Today Christian families are often also military families but at the beginnings of our religion that was definitely not the case. Up until about the time Constantine made Christianity a State religion (about 350 CE) to be a Christian meant you refused military service. Of course Augustine in the fifth century disavowed this belief and put forth the first rationalization of a “just war”. After that this belief, like so many others, was all but thrown out the window by many future church leaders.
Here is a story by Diana Butler Bass from her book A People’s History of Christianity: The Other Side of the Story —
Martin of Tours (ca. 316–397) was born into a pagan family, but as a young man he expressed interest in Christianity. His father, however, was appalled by the religion and forced Martin to join the Roman army. While he served as a soldier, Martin’s curiosity about Christianity grew, as did his strong sense of morality, until he became a catechumen. The cloak episode supposedly occurred when he was still an inquirer. The cloak is most likely the stuff of pious legend, a story told to make a point. But the point was clear: Martin was devout, even before baptism, and followed the way of hospitality and sharing. When he was baptized, Martin demonstrated yet another early Christian practice by asking to be released from the army. “I am Christ’s soldier,” he maintained; “I am not allowed to fight.” Martin was not a conscientious objector in the modern sense; he was merely stating early Christian practice.
Before theologians Ambrose and Augustine in later decades made a case for just war, Christians were not allowed to fight. No record exists that Christians served in the Roman army before the year 170. The strong consensus of the early church teachers was that war meant killing, killing was murder, and murder was wrong. In the third century Cyprian of Carthage noted, “The world is going mad in mutual bloodshed. And murder, which is considered a crime when people commit it singly, is transformed into a virtue when they do it en masse.” Justin Martyr, Irenaeus, Hippolytus, Tertullian, and Origen all specifically condemned participation in war. “The Christian fathers of the first three centuries,” states theologian Lisa Sowle Cahill, “were generally adamant that discipleship requires close adherence to the nonviolent and countercultural example of Jesus’s own life and his sayings about the nature of the kingdom.”
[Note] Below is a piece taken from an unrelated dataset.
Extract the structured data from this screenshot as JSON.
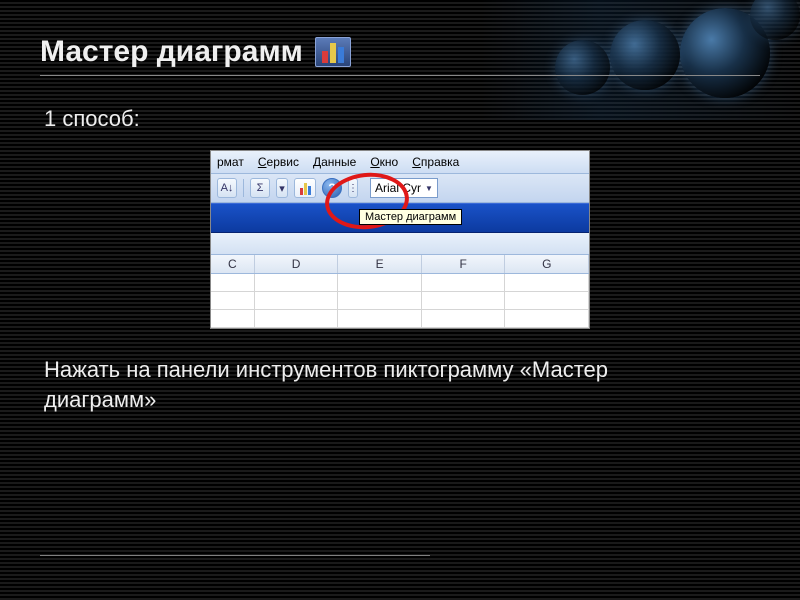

About the only current day Christian denomination to continue following this practice is the Quakers and lately even they have been lax in forwarding this principle. There are even some churches today that put a sword in Jesus’ hands and proudly announce that he will kill our enemies. That brings back dreadful thoughts of the Crusades where millions were killed in the name of Jesus. I think Jesus is totally shocked by all of this.
I think the words of Cyprian are as applicable today as they were eighteen hundred years ago when he wrote them:
“The world is going mad in mutual bloodshed. And murder, which is considered a crime when people commit it singly, is transformed into a virtue when they do it en masse.”